Neurala has created patent-pending facial recognition software capable of working on very small computers, allowing it to be used on wearable devices.
The cameras will use artificial intelligence to automatically scan hundreds of faces in a crowd, notifying authorities when they come across a known target.
Neurala's founder, Massimiliano Versace, said the software works in a similar way to the mammalian brain, allowing it learn faster than traditional search technology.
The technology is composed of a group of specialised processors which form different parts of a 'mini brain'.
And the new technology is capable of machine learning, meaning the more faces that it encounters, the faster it comes at detection.
'We see powerful potential for artificial intelligence to improve safety and efficiency for our customers, which in turn helps create safer communities,' said Paul Steinberg, chief technology officer at Motorola.
'But applying AI in a public safety setting presents unique challenges.
'Neurala's 'edge learning' capabilities will help us explore solutions for a variety of public safety workflows such as finding a missing child or investigating an object of interest, such as a bicycle.'
Neurala has created patent-pending facial recognition software capable of working on very small computers, allowing it to be incorporated into wearable devices.

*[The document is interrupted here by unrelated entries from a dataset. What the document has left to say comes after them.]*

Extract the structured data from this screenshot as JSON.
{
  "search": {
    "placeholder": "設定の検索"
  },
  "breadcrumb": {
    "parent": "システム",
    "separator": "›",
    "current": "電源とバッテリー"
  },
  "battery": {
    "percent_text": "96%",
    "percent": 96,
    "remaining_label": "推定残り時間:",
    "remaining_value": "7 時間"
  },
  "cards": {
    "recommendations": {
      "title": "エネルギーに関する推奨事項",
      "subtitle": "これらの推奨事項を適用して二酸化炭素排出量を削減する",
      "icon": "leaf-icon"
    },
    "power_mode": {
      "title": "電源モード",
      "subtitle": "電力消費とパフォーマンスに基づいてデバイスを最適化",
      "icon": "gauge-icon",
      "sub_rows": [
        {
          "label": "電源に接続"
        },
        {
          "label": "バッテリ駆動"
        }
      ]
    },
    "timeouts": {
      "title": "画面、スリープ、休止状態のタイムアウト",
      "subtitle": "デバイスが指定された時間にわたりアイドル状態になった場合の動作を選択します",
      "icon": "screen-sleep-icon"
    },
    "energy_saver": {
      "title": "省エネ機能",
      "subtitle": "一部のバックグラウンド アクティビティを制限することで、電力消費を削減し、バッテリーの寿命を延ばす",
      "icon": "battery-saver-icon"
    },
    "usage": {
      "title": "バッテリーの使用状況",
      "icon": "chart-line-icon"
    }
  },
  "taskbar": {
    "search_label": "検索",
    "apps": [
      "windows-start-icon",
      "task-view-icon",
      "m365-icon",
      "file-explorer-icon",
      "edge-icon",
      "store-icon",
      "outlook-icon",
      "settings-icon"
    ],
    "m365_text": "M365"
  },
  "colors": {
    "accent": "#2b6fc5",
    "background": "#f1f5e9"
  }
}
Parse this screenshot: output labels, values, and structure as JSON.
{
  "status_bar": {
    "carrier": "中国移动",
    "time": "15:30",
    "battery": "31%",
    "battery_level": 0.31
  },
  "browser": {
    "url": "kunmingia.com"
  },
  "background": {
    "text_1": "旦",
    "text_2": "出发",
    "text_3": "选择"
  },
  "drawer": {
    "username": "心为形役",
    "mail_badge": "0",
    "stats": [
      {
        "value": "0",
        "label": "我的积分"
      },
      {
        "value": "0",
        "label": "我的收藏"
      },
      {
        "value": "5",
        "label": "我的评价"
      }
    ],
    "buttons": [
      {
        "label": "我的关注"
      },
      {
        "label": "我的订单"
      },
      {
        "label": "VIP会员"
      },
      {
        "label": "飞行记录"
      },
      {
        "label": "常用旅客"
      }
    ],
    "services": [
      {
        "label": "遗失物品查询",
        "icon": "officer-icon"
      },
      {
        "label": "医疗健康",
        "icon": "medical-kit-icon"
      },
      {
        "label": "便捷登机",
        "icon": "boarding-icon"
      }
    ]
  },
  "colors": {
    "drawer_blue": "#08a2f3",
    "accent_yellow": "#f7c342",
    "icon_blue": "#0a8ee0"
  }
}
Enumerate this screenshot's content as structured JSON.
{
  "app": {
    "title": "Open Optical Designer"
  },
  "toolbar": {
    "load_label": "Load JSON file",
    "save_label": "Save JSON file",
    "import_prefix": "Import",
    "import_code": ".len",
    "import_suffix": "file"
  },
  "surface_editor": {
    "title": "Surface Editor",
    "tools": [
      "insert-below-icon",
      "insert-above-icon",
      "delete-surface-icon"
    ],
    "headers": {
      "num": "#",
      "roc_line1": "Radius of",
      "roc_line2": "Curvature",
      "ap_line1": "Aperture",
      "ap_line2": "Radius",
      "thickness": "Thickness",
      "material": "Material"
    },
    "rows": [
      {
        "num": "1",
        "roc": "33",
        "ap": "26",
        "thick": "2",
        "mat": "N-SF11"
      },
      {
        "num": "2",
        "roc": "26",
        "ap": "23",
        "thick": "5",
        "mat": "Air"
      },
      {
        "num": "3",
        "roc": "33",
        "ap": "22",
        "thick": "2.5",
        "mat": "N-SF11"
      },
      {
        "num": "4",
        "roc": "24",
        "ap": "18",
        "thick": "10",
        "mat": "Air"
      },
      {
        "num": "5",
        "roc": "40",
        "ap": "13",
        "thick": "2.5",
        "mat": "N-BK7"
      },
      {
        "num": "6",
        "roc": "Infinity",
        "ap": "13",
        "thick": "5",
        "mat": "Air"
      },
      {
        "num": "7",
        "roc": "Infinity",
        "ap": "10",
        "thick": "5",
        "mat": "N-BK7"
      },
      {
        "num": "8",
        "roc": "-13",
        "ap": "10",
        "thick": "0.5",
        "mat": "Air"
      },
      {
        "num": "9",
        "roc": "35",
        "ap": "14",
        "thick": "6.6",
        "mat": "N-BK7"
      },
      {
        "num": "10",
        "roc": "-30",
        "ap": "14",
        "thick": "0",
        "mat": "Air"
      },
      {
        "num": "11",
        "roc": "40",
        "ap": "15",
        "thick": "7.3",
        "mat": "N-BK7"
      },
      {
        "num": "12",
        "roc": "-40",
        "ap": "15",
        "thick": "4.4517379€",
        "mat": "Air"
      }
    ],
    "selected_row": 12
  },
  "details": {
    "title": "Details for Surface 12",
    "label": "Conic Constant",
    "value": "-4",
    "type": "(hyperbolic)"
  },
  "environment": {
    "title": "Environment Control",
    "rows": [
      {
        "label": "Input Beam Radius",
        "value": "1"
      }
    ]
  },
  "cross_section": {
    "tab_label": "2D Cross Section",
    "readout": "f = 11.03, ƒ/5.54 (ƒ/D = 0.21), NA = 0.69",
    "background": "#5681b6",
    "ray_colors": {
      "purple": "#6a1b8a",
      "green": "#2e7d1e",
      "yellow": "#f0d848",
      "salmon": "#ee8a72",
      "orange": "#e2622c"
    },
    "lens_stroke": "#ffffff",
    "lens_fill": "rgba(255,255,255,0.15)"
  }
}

Motorola said today that the software will be combined with its devices, including its Si500